Source data
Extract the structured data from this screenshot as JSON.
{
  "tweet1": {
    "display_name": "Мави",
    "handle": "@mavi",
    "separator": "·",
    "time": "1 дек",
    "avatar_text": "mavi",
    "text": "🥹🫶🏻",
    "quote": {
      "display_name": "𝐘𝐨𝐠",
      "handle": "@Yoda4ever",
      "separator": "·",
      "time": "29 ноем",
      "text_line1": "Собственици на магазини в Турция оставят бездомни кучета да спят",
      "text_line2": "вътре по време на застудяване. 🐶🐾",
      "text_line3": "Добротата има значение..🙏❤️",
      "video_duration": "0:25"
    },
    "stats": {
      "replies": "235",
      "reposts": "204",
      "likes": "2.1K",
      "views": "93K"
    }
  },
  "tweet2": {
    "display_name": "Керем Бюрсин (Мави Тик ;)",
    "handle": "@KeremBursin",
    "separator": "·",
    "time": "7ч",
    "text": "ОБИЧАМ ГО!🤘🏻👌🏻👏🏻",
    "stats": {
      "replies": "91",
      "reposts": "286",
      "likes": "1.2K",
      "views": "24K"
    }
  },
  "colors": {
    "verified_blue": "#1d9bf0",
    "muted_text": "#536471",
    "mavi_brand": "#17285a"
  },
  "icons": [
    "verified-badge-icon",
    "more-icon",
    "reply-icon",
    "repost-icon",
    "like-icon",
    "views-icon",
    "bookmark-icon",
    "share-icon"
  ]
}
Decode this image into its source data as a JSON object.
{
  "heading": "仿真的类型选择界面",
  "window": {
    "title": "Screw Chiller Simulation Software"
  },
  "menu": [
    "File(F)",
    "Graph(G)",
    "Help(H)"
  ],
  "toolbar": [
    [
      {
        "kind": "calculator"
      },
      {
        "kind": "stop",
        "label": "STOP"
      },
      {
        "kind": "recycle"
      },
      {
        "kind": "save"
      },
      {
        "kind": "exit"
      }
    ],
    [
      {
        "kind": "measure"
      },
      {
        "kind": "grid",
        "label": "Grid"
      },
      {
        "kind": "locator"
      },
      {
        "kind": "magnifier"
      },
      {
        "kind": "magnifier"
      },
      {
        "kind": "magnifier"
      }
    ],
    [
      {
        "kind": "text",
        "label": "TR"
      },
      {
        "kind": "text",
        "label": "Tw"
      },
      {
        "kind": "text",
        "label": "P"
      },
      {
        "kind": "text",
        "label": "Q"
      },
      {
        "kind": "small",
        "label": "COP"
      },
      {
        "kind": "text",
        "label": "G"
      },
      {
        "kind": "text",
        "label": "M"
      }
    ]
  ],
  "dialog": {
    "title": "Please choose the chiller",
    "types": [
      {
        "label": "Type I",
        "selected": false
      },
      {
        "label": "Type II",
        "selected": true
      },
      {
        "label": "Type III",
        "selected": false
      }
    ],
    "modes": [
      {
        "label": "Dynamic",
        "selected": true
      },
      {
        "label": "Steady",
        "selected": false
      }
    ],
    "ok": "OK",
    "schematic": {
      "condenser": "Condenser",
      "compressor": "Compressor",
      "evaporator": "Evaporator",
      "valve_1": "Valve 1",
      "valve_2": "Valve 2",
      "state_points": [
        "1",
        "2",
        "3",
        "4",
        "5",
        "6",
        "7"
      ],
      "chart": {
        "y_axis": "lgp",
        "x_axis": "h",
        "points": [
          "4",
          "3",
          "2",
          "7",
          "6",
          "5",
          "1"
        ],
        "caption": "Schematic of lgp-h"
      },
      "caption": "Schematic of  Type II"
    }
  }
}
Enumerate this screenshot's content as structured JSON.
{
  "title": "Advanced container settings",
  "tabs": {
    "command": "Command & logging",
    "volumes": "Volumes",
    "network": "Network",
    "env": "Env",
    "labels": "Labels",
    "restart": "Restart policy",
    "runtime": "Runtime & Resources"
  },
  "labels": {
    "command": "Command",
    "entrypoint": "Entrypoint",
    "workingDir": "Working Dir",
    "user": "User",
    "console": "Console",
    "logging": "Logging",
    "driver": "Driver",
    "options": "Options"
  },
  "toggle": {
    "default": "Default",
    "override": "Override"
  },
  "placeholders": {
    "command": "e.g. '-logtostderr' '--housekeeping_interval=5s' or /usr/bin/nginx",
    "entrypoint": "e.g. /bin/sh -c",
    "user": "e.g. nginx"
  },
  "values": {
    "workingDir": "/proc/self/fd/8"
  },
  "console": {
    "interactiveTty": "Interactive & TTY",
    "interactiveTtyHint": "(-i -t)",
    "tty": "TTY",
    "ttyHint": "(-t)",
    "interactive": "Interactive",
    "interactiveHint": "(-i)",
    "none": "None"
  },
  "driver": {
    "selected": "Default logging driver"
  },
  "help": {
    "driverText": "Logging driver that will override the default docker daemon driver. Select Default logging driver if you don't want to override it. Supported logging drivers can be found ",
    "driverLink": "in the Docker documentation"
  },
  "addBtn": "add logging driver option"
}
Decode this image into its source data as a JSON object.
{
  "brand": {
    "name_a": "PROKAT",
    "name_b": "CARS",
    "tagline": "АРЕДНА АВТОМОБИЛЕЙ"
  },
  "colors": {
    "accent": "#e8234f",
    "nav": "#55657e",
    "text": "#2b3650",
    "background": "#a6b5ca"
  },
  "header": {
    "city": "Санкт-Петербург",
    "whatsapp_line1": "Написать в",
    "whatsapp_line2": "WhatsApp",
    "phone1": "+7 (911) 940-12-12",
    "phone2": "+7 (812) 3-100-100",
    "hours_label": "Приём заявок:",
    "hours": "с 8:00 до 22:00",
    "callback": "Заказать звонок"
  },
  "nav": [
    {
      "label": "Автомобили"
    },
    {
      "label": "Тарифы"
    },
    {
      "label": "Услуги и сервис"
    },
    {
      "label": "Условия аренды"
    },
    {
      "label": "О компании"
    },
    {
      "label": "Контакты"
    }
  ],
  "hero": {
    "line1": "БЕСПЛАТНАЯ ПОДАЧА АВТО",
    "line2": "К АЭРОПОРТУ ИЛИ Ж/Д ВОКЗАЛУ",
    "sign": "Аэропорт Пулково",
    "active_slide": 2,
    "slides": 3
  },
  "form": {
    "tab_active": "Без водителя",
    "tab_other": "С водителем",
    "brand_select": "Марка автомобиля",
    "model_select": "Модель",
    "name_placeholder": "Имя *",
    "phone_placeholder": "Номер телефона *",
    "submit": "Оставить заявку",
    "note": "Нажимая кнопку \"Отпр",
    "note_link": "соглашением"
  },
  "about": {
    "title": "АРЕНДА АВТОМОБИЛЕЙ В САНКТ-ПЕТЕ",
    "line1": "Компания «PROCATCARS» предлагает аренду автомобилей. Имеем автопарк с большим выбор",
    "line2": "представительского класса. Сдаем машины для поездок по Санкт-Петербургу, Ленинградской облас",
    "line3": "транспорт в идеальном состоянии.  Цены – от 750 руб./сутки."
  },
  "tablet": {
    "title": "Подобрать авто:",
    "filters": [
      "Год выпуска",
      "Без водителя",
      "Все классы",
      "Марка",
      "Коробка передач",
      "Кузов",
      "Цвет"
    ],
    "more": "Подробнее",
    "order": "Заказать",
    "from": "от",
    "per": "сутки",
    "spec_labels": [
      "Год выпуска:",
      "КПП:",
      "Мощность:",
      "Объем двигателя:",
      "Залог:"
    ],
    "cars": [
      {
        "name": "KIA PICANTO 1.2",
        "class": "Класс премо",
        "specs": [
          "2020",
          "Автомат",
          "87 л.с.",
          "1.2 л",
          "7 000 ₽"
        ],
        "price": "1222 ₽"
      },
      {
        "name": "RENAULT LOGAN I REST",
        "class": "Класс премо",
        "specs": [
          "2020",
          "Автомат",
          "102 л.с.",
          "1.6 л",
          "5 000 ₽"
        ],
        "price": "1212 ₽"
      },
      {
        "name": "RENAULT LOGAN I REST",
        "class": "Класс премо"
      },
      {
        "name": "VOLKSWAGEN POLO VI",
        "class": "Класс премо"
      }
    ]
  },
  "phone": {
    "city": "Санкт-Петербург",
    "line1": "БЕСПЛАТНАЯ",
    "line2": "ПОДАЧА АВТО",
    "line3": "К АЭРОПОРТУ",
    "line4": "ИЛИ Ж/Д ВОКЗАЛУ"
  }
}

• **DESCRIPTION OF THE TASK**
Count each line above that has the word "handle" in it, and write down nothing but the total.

• **ANSWER SPACE**
3